We wrote last week about the question of the nature of 'awareness' or 'self' in Nature (here and here). We know our own consciousness, but really not much about that of other organisms--indeed, not really and truly about other individuals than ourselves.
Studying the 'neural correlates' or behavioral indications of consciousness can get us only so far, mainly descriptive phenomenology. But either religions are right, and there really is something we call the 'soul' that is separate from our biology, or our consciousness is somehow the result of our genomes. That is naturally one of the biggest prizes for research to try to understand.
But consciousness or other kinds of awareness--self-awareness or otherwise--would seem to be so far removed from the direct level of the genome, so dependent on inordinately complex interactions of components, that it is difficult to see how genomes will ever explain it. The term for this is that consciousness is an 'emergent' trait, relative to genomes.
There's little if any doubt that we'll learn many genes that, when mutated, damage consciousness or alter states of 'awareness' (we're not talking about recreational drugs here---or are they relevant?). How can interacting proteins--what genes code for--produce the kind of self-aware monitoring of the inside and outside world? We may have to develop some very different ways of knowing, in order to know even what we mean in this kind of research.
If our basic understanding of evolution is close to the truth, if and when we eventually develop such scientific approaches, one thing that can be predicted safely is that we'll find the genes, and hence the roots, of consciousness much more widely distributed in Nature than our usual, human-centered view has led us to think. Indeed, many of the same phenomena may be found in plants--and many precedents suggest we'll find rudiments even in bacteria.

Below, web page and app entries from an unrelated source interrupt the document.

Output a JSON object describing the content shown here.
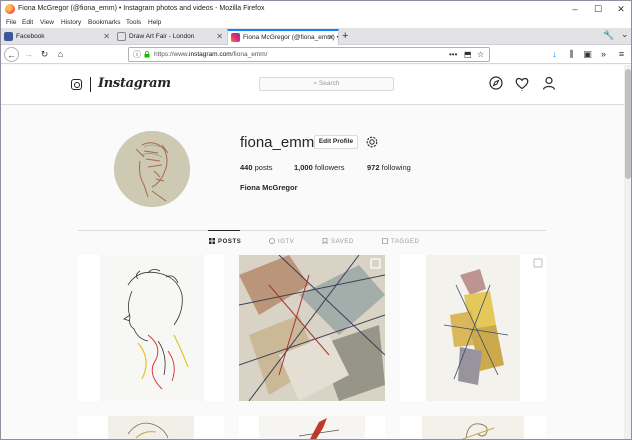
{
  "window": {
    "title": "Fiona McGregor (@fiona_emm) • Instagram photos and videos - Mozilla Firefox",
    "controls": {
      "minimize": "–",
      "maximize": "☐",
      "close": "✕"
    }
  },
  "menu": [
    "File",
    "Edit",
    "View",
    "History",
    "Bookmarks",
    "Tools",
    "Help"
  ],
  "tabs": [
    {
      "label": "Facebook",
      "icon": "facebook-icon",
      "color": "#3b5998"
    },
    {
      "label": "Draw Art Fair - London",
      "icon": "site-icon",
      "color": "#999999"
    },
    {
      "label": "Fiona McGregor (@fiona_emm) •",
      "icon": "instagram-icon",
      "color": "#c13584",
      "active": true
    }
  ],
  "toolbar": {
    "url_prefix": "https://www.",
    "url_domain": "instagram.com",
    "url_path": "/fiona_emm/",
    "new_tab": "+",
    "page_actions": "•••"
  },
  "instagram": {
    "logo_text": "Instagram",
    "search_placeholder": "Search",
    "profile": {
      "username": "fiona_emm",
      "edit_button": "Edit Profile",
      "posts_count": "440",
      "posts_label": "posts",
      "followers_count": "1,000",
      "followers_label": "followers",
      "following_count": "972",
      "following_label": "following",
      "full_name": "Fiona McGregor"
    },
    "profile_tabs": [
      "POSTS",
      "IGTV",
      "SAVED",
      "TAGGED"
    ],
    "accent": "#262626"
  }
}
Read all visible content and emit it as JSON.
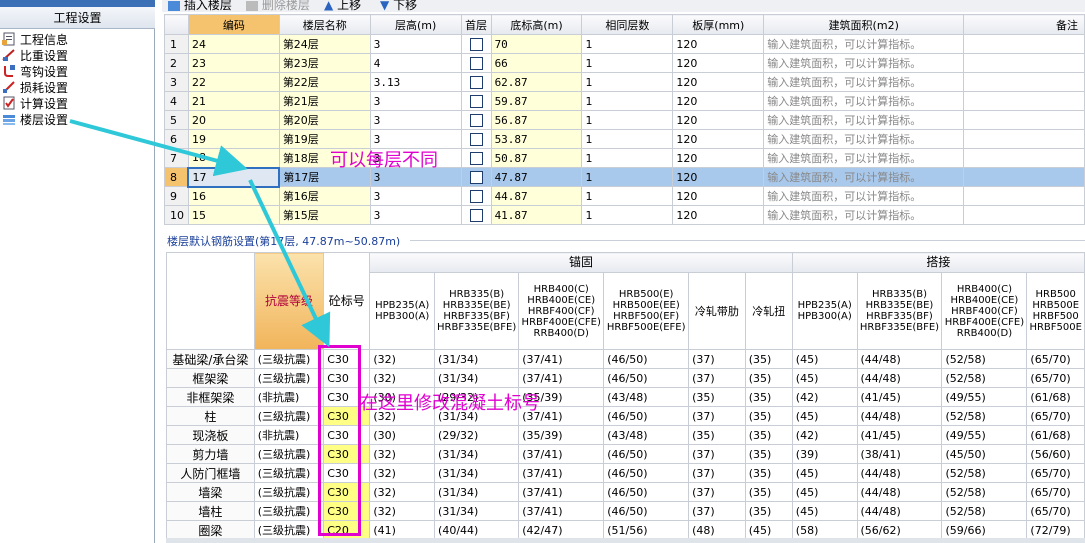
{
  "left": {
    "title": "工程设置",
    "items": [
      "工程信息",
      "比重设置",
      "弯钩设置",
      "损耗设置",
      "计算设置",
      "楼层设置"
    ]
  },
  "toolbar": {
    "insert": "插入楼层",
    "delete": "删除楼层",
    "up": "上移",
    "down": "下移"
  },
  "floor_table": {
    "headers": [
      "编码",
      "楼层名称",
      "层高(m)",
      "首层",
      "底标高(m)",
      "相同层数",
      "板厚(mm)",
      "建筑面积(m2)",
      "备注"
    ],
    "rows": [
      {
        "n": "1",
        "code": "24",
        "name": "第24层",
        "h": "3",
        "base": "70",
        "same": "1",
        "thick": "120",
        "area": "输入建筑面积，可以计算指标。"
      },
      {
        "n": "2",
        "code": "23",
        "name": "第23层",
        "h": "4",
        "base": "66",
        "same": "1",
        "thick": "120",
        "area": "输入建筑面积，可以计算指标。"
      },
      {
        "n": "3",
        "code": "22",
        "name": "第22层",
        "h": "3.13",
        "base": "62.87",
        "same": "1",
        "thick": "120",
        "area": "输入建筑面积，可以计算指标。"
      },
      {
        "n": "4",
        "code": "21",
        "name": "第21层",
        "h": "3",
        "base": "59.87",
        "same": "1",
        "thick": "120",
        "area": "输入建筑面积，可以计算指标。"
      },
      {
        "n": "5",
        "code": "20",
        "name": "第20层",
        "h": "3",
        "base": "56.87",
        "same": "1",
        "thick": "120",
        "area": "输入建筑面积，可以计算指标。"
      },
      {
        "n": "6",
        "code": "19",
        "name": "第19层",
        "h": "3",
        "base": "53.87",
        "same": "1",
        "thick": "120",
        "area": "输入建筑面积，可以计算指标。"
      },
      {
        "n": "7",
        "code": "18",
        "name": "第18层",
        "h": "3",
        "base": "50.87",
        "same": "1",
        "thick": "120",
        "area": "输入建筑面积，可以计算指标。"
      },
      {
        "n": "8",
        "code": "17",
        "name": "第17层",
        "h": "3",
        "base": "47.87",
        "same": "1",
        "thick": "120",
        "area": "输入建筑面积，可以计算指标。"
      },
      {
        "n": "9",
        "code": "16",
        "name": "第16层",
        "h": "3",
        "base": "44.87",
        "same": "1",
        "thick": "120",
        "area": "输入建筑面积，可以计算指标。"
      },
      {
        "n": "10",
        "code": "15",
        "name": "第15层",
        "h": "3",
        "base": "41.87",
        "same": "1",
        "thick": "120",
        "area": "输入建筑面积，可以计算指标。"
      }
    ]
  },
  "section_label": "楼层默认钢筋设置(第17层, 47.87m~50.87m)",
  "rebar": {
    "kz_header": "抗震等级",
    "concrete_header": "砼标号",
    "anchor_group": "锚固",
    "lap_group": "搭接",
    "col_headers": [
      "HPB235(A)\nHPB300(A)",
      "HRB335(B)\nHRB335E(BE)\nHRBF335(BF)\nHRBF335E(BFE)",
      "HRB400(C)\nHRB400E(CE)\nHRBF400(CF)\nHRBF400E(CFE)\nRRB400(D)",
      "HRB500(E)\nHRB500E(EE)\nHRBF500(EF)\nHRBF500E(EFE)",
      "冷轧带肋",
      "冷轧扭",
      "HPB235(A)\nHPB300(A)",
      "HRB335(B)\nHRB335E(BE)\nHRBF335(BF)\nHRBF335E(BFE)",
      "HRB400(C)\nHRB400E(CE)\nHRBF400(CF)\nHRBF400E(CFE)\nRRB400(D)",
      "HRB500\nHRB500E\nHRBF500\nHRBF500E"
    ],
    "rows": [
      {
        "name": "基础梁/承台梁",
        "kz": "(三级抗震)",
        "c": "C30",
        "y": false,
        "v": [
          "(32)",
          "(31/34)",
          "(37/41)",
          "(46/50)",
          "(37)",
          "(35)",
          "(45)",
          "(44/48)",
          "(52/58)",
          "(65/70)"
        ]
      },
      {
        "name": "框架梁",
        "kz": "(三级抗震)",
        "c": "C30",
        "y": false,
        "v": [
          "(32)",
          "(31/34)",
          "(37/41)",
          "(46/50)",
          "(37)",
          "(35)",
          "(45)",
          "(44/48)",
          "(52/58)",
          "(65/70)"
        ]
      },
      {
        "name": "非框架梁",
        "kz": "(非抗震)",
        "c": "C30",
        "y": false,
        "v": [
          "(30)",
          "(29/32)",
          "(35/39)",
          "(43/48)",
          "(35)",
          "(35)",
          "(42)",
          "(41/45)",
          "(49/55)",
          "(61/68)"
        ]
      },
      {
        "name": "柱",
        "kz": "(三级抗震)",
        "c": "C30",
        "y": true,
        "v": [
          "(32)",
          "(31/34)",
          "(37/41)",
          "(46/50)",
          "(37)",
          "(35)",
          "(45)",
          "(44/48)",
          "(52/58)",
          "(65/70)"
        ]
      },
      {
        "name": "现浇板",
        "kz": "(非抗震)",
        "c": "C30",
        "y": false,
        "v": [
          "(30)",
          "(29/32)",
          "(35/39)",
          "(43/48)",
          "(35)",
          "(35)",
          "(42)",
          "(41/45)",
          "(49/55)",
          "(61/68)"
        ]
      },
      {
        "name": "剪力墙",
        "kz": "(三级抗震)",
        "c": "C30",
        "y": true,
        "v": [
          "(32)",
          "(31/34)",
          "(37/41)",
          "(46/50)",
          "(37)",
          "(35)",
          "(39)",
          "(38/41)",
          "(45/50)",
          "(56/60)"
        ]
      },
      {
        "name": "人防门框墙",
        "kz": "(三级抗震)",
        "c": "C30",
        "y": false,
        "v": [
          "(32)",
          "(31/34)",
          "(37/41)",
          "(46/50)",
          "(37)",
          "(35)",
          "(45)",
          "(44/48)",
          "(52/58)",
          "(65/70)"
        ]
      },
      {
        "name": "墙梁",
        "kz": "(三级抗震)",
        "c": "C30",
        "y": true,
        "v": [
          "(32)",
          "(31/34)",
          "(37/41)",
          "(46/50)",
          "(37)",
          "(35)",
          "(45)",
          "(44/48)",
          "(52/58)",
          "(65/70)"
        ]
      },
      {
        "name": "墙柱",
        "kz": "(三级抗震)",
        "c": "C30",
        "y": true,
        "v": [
          "(32)",
          "(31/34)",
          "(37/41)",
          "(46/50)",
          "(37)",
          "(35)",
          "(45)",
          "(44/48)",
          "(52/58)",
          "(65/70)"
        ]
      },
      {
        "name": "圈梁",
        "kz": "(三级抗震)",
        "c": "C20",
        "y": true,
        "v": [
          "(41)",
          "(40/44)",
          "(42/47)",
          "(51/56)",
          "(48)",
          "(45)",
          "(58)",
          "(56/62)",
          "(59/66)",
          "(72/79)"
        ]
      }
    ]
  },
  "annotations": {
    "per_floor": "可以每层不同",
    "modify_here": "在这里修改混凝土标号"
  },
  "colors": {
    "annotation": "#e000d0",
    "arrow": "#2ec8d8",
    "selected_row": "#a9c9ec",
    "header_highlight": "#f5c36e"
  }
}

Whether we'll ever be able to ask the carrot how it 'feels' is another question.